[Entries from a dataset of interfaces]
╭──

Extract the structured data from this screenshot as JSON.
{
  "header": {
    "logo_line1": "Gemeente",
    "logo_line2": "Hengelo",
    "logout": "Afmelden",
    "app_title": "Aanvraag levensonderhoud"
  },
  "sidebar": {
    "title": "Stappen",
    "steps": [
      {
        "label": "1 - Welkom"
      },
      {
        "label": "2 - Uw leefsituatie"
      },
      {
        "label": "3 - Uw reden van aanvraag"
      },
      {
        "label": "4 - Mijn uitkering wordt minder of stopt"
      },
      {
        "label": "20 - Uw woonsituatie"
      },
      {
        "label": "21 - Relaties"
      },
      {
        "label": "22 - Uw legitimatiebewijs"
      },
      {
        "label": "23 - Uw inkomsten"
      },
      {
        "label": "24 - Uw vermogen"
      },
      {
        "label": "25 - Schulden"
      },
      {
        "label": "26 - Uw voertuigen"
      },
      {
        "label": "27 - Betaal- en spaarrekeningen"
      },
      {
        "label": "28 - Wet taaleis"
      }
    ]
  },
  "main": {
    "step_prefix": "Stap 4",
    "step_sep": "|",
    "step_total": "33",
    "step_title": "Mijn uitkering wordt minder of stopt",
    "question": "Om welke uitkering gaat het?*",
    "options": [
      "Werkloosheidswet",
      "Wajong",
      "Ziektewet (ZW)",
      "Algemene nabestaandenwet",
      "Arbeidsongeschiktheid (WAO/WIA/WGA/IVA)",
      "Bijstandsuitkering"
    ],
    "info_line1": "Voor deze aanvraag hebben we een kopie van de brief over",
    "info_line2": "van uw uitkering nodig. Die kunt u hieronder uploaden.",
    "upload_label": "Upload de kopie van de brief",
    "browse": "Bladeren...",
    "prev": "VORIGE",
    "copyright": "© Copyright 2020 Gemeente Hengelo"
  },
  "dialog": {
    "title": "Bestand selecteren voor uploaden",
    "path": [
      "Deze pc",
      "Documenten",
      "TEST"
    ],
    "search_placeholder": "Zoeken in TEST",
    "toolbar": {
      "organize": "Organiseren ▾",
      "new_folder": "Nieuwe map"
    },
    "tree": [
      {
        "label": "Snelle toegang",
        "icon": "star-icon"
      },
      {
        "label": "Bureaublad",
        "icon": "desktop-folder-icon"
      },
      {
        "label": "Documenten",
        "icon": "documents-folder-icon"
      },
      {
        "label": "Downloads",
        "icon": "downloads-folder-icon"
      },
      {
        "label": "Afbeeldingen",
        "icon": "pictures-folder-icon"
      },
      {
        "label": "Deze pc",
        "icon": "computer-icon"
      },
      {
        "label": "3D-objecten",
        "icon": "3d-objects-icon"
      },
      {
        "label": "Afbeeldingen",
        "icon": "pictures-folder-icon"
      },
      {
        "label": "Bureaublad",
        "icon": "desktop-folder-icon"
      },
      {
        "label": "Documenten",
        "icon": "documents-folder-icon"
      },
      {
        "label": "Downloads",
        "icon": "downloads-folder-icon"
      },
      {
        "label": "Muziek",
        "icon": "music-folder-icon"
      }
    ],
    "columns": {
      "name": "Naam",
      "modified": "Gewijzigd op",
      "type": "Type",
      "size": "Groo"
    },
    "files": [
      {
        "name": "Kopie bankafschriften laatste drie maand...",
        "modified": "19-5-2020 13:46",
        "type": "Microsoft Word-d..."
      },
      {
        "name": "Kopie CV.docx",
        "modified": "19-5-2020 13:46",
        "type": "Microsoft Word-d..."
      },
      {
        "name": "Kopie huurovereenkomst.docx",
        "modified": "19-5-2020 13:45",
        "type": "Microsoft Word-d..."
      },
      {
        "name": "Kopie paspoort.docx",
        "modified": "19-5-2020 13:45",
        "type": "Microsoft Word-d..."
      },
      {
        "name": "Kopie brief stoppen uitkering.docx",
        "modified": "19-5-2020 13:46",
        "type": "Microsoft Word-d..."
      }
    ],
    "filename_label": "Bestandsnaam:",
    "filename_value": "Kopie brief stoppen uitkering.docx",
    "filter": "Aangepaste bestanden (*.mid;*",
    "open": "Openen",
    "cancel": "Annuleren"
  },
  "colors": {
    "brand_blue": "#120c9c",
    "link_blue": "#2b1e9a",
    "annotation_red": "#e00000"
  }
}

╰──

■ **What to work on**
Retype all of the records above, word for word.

■ **Response for this exercise**
Extract the structured data from this screenshot as JSON.
{
  "header": {
    "logo_line1": "Gemeente",
    "logo_line2": "Hengelo",
    "logout": "Afmelden",
    "app_title": "Aanvraag levensonderhoud"
  },
  "sidebar": {
    "title": "Stappen",
    "steps": [
      {
        "label": "1 - Welkom"
      },
      {
        "label": "2 - Uw leefsituatie"
      },
      {
        "label": "3 - Uw reden van aanvraag"
      },
      {
        "label": "4 - Mijn uitkering wordt minder of stopt"
      },
      {
        "label": "20 - Uw woonsituatie"
      },
      {
        "label": "21 - Relaties"
      },
      {
        "label": "22 - Uw legitimatiebewijs"
      },
      {
        "label": "23 - Uw inkomsten"
      },
      {
        "label": "24 - Uw vermogen"
      },
      {
        "label": "25 - Schulden"
      },
      {
        "label": "26 - Uw voertuigen"
      },
      {
        "label": "27 - Betaal- en spaarrekeningen"
      },
      {
        "label": "28 - Wet taaleis"
      }
    ]
  },
  "main": {
    "step_prefix": "Stap 4",
    "step_sep": "|",
    "step_total": "33",
    "step_title": "Mijn uitkering wordt minder of stopt",
    "question": "Om welke uitkering gaat het?*",
    "options": [
      "Werkloosheidswet",
      "Wajong",
      "Ziektewet (ZW)",
      "Algemene nabestaandenwet",
      "Arbeidsongeschiktheid (WAO/WIA/WGA/IVA)",
      "Bijstandsuitkering"
    ],
    "info_line1": "Voor deze aanvraag hebben we een kopie van de brief over",
    "info_line2": "van uw uitkering nodig. Die kunt u hieronder uploaden.",
    "upload_label": "Upload de kopie van de brief",
    "browse": "Bladeren...",
    "prev": "VORIGE",
    "copyright": "© Copyright 2020 Gemeente Hengelo"
  },
  "dialog": {
    "title": "Bestand selecteren voor uploaden",
    "path": [
      "Deze pc",
      "Documenten",
      "TEST"
    ],
    "search_placeholder": "Zoeken in TEST",
    "toolbar": {
      "organize": "Organiseren ▾",
      "new_folder": "Nieuwe map"
    },
    "tree": [
      {
        "label": "Snelle toegang",
        "icon": "star-icon"
      },
      {
        "label": "Bureaublad",
        "icon": "desktop-folder-icon"
      },
      {
        "label": "Documenten",
        "icon": "documents-folder-icon"
      },
      {
        "label": "Downloads",
        "icon": "downloads-folder-icon"
      },
      {
        "label": "Afbeeldingen",
        "icon": "pictures-folder-icon"
      },
      {
        "label": "Deze pc",
        "icon": "computer-icon"
      },
      {
        "label": "3D-objecten",
        "icon": "3d-objects-icon"
      },
      {
        "label": "Afbeeldingen",
        "icon": "pictures-folder-icon"
      },
      {
        "label": "Bureaublad",
        "icon": "desktop-folder-icon"
      },
      {
        "label": "Documenten",
        "icon": "documents-folder-icon"
      },
      {
        "label": "Downloads",
        "icon": "downloads-folder-icon"
      },
      {
        "label": "Muziek",
        "icon": "music-folder-icon"
      }
    ],
    "columns": {
      "name": "Naam",
      "modified": "Gewijzigd op",
      "type": "Type",
      "size": "Groo"
    },
    "files": [
      {
        "name": "Kopie bankafschriften laatste drie maand...",
        "modified": "19-5-2020 13:46",
        "type": "Microsoft Word-d..."
      },
      {
        "name": "Kopie CV.docx",
        "modified": "19-5-2020 13:46",
        "type": "Microsoft Word-d..."
      },
      {
        "name": "Kopie huurovereenkomst.docx",
        "modified": "19-5-2020 13:45",
        "type": "Microsoft Word-d..."
      },
      {
        "name": "Kopie paspoort.docx",
        "modified": "19-5-2020 13:45",
        "type": "Microsoft Word-d..."
      },
      {
        "name": "Kopie brief stoppen uitkering.docx",
        "modified": "19-5-2020 13:46",
        "type": "Microsoft Word-d..."
      }
    ],
    "filename_label": "Bestandsnaam:",
    "filename_value": "Kopie brief stoppen uitkering.docx",
    "filter": "Aangepaste bestanden (*.mid;*",
    "open": "Openen",
    "cancel": "Annuleren"
  },
  "colors": {
    "brand_blue": "#120c9c",
    "link_blue": "#2b1e9a",
    "annotation_red": "#e00000"
  }
}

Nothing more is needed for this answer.